┌──

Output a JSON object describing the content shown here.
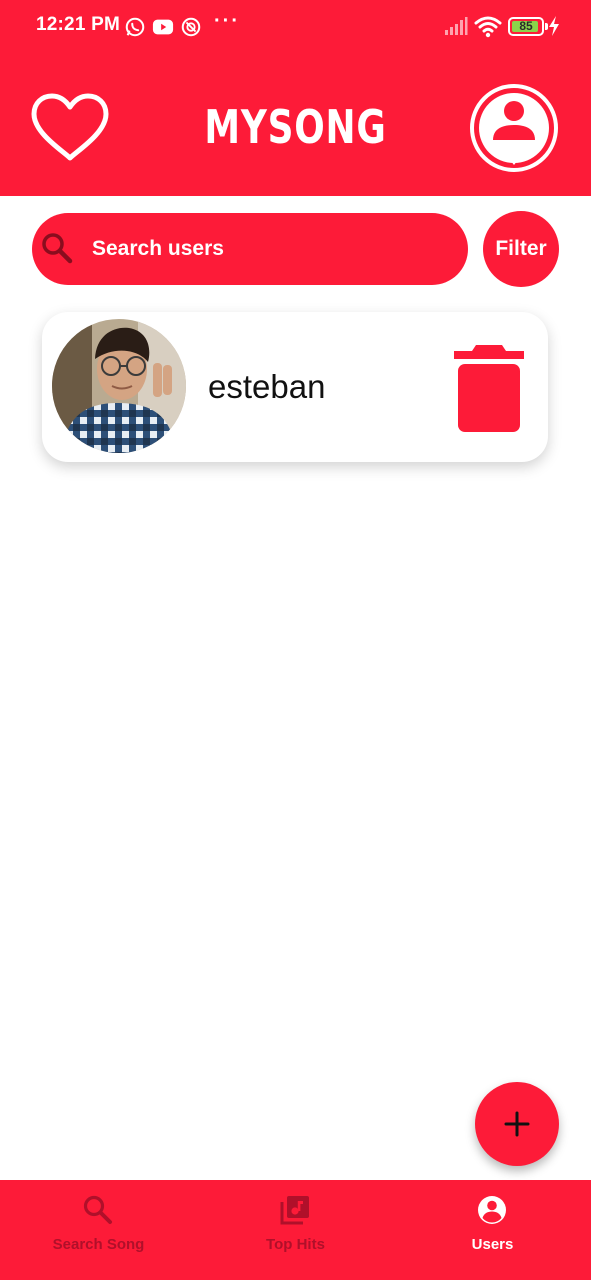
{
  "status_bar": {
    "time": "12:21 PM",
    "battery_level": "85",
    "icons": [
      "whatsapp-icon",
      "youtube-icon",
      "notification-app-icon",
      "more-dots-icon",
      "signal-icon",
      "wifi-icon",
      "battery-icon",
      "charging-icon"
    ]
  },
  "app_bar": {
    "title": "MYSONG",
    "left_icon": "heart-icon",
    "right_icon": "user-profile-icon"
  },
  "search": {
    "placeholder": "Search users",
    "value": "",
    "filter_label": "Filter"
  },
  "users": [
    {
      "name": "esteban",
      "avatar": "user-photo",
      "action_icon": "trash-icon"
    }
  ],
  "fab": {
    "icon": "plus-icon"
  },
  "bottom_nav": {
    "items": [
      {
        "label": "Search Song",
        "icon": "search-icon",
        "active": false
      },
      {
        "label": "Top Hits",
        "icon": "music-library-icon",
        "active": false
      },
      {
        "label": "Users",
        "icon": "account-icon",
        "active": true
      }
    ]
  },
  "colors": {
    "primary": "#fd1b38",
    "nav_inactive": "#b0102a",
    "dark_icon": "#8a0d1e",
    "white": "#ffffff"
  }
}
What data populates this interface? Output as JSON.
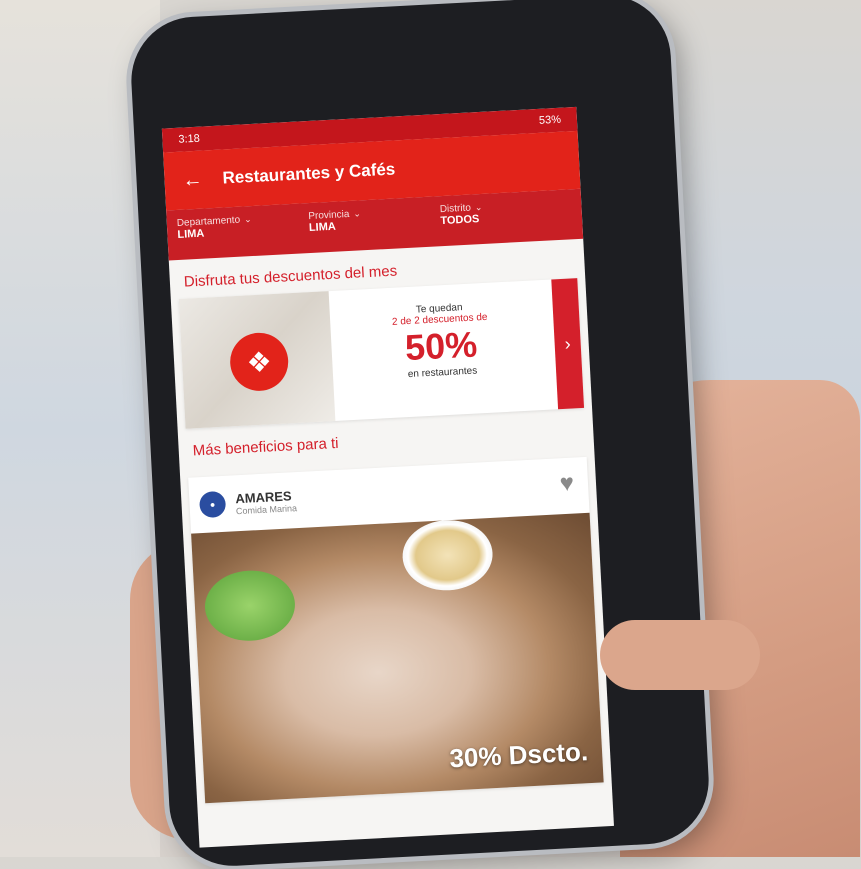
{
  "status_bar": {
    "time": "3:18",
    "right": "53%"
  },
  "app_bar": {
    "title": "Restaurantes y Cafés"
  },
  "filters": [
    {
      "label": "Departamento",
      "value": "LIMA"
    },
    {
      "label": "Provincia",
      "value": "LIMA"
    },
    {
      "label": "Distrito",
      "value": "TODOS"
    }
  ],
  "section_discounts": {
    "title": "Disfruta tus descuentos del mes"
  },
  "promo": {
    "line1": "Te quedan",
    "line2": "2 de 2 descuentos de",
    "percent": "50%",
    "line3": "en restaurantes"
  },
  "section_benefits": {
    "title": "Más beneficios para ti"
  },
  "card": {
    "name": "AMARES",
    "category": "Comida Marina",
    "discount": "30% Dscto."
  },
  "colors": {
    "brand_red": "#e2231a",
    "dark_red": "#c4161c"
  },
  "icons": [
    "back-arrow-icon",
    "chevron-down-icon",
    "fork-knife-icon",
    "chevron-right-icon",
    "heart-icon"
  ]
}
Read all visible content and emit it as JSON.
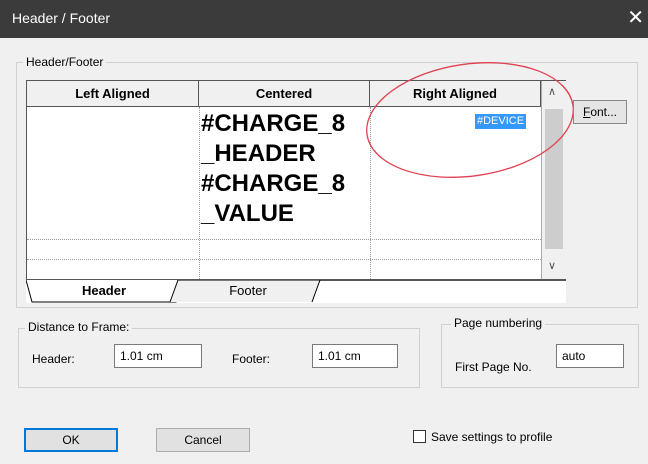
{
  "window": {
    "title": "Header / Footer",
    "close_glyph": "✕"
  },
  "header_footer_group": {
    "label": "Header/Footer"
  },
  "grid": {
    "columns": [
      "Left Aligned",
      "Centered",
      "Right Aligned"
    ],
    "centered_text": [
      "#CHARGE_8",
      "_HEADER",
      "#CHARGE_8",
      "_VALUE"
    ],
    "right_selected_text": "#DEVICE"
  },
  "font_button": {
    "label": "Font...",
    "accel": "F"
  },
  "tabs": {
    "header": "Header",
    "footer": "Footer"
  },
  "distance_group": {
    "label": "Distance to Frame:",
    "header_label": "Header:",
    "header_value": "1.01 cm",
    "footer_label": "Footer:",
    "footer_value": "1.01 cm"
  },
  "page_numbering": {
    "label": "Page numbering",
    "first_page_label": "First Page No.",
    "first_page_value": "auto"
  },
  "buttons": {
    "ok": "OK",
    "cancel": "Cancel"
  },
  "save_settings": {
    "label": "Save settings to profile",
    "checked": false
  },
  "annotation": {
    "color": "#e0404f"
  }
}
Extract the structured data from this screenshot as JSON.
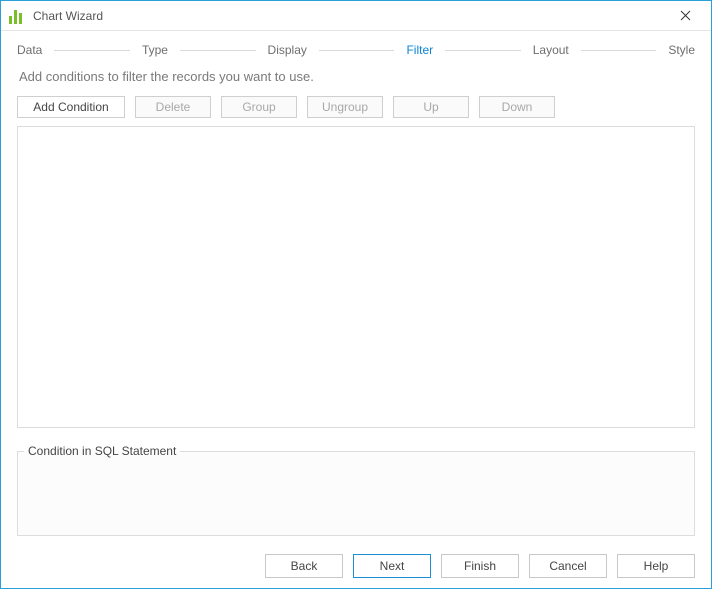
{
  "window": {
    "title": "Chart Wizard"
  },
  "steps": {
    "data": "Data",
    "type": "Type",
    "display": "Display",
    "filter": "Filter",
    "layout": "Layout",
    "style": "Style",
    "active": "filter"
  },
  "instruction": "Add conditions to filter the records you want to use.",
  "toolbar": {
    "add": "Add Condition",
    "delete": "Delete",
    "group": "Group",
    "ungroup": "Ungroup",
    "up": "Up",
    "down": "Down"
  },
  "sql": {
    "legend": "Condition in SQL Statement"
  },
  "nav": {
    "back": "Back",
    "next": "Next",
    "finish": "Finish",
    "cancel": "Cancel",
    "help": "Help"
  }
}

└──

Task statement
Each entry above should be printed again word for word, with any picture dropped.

Response to the exercise
Output a JSON object describing the content shown here.
{
  "status_bar": {
    "time": "12:21 PM",
    "battery_level": "85",
    "icons": [
      "whatsapp-icon",
      "youtube-icon",
      "notification-app-icon",
      "more-dots-icon",
      "signal-icon",
      "wifi-icon",
      "battery-icon",
      "charging-icon"
    ]
  },
  "app_bar": {
    "title": "MYSONG",
    "left_icon": "heart-icon",
    "right_icon": "user-profile-icon"
  },
  "search": {
    "placeholder": "Search users",
    "value": "",
    "filter_label": "Filter"
  },
  "users": [
    {
      "name": "esteban",
      "avatar": "user-photo",
      "action_icon": "trash-icon"
    }
  ],
  "fab": {
    "icon": "plus-icon"
  },
  "bottom_nav": {
    "items": [
      {
        "label": "Search Song",
        "icon": "search-icon",
        "active": false
      },
      {
        "label": "Top Hits",
        "icon": "music-library-icon",
        "active": false
      },
      {
        "label": "Users",
        "icon": "account-icon",
        "active": true
      }
    ]
  },
  "colors": {
    "primary": "#fd1b38",
    "nav_inactive": "#b0102a",
    "dark_icon": "#8a0d1e",
    "white": "#ffffff"
  }
}
What data populates this interface? Output as JSON.
{
  "status_bar": {
    "time": "3:18",
    "right": "53%"
  },
  "app_bar": {
    "title": "Restaurantes y Cafés"
  },
  "filters": [
    {
      "label": "Departamento",
      "value": "LIMA"
    },
    {
      "label": "Provincia",
      "value": "LIMA"
    },
    {
      "label": "Distrito",
      "value": "TODOS"
    }
  ],
  "section_discounts": {
    "title": "Disfruta tus descuentos del mes"
  },
  "promo": {
    "line1": "Te quedan",
    "line2": "2 de 2 descuentos de",
    "percent": "50%",
    "line3": "en restaurantes"
  },
  "section_benefits": {
    "title": "Más beneficios para ti"
  },
  "card": {
    "name": "AMARES",
    "category": "Comida Marina",
    "discount": "30% Dscto."
  },
  "colors": {
    "brand_red": "#e2231a",
    "dark_red": "#c4161c"
  },
  "icons": [
    "back-arrow-icon",
    "chevron-down-icon",
    "fork-knife-icon",
    "chevron-right-icon",
    "heart-icon"
  ]
}
Read all visible content and emit it as JSON.
{
  "window": {
    "title": "Header / Footer",
    "close_glyph": "✕"
  },
  "header_footer_group": {
    "label": "Header/Footer"
  },
  "grid": {
    "columns": [
      "Left Aligned",
      "Centered",
      "Right Aligned"
    ],
    "centered_text": [
      "#CHARGE_8",
      "_HEADER",
      "#CHARGE_8",
      "_VALUE"
    ],
    "right_selected_text": "#DEVICE"
  },
  "font_button": {
    "label": "Font...",
    "accel": "F"
  },
  "tabs": {
    "header": "Header",
    "footer": "Footer"
  },
  "distance_group": {
    "label": "Distance to Frame:",
    "header_label": "Header:",
    "header_value": "1.01 cm",
    "footer_label": "Footer:",
    "footer_value": "1.01 cm"
  },
  "page_numbering": {
    "label": "Page numbering",
    "first_page_label": "First Page No.",
    "first_page_value": "auto"
  },
  "buttons": {
    "ok": "OK",
    "cancel": "Cancel"
  },
  "save_settings": {
    "label": "Save settings to profile",
    "checked": false
  },
  "annotation": {
    "color": "#e0404f"
  }
}
Extract the structured data from this screenshot as JSON.
{
  "window": {
    "title": "Chart Wizard"
  },
  "steps": {
    "data": "Data",
    "type": "Type",
    "display": "Display",
    "filter": "Filter",
    "layout": "Layout",
    "style": "Style",
    "active": "filter"
  },
  "instruction": "Add conditions to filter the records you want to use.",
  "toolbar": {
    "add": "Add Condition",
    "delete": "Delete",
    "group": "Group",
    "ungroup": "Ungroup",
    "up": "Up",
    "down": "Down"
  },
  "sql": {
    "legend": "Condition in SQL Statement"
  },
  "nav": {
    "back": "Back",
    "next": "Next",
    "finish": "Finish",
    "cancel": "Cancel",
    "help": "Help"
  }
}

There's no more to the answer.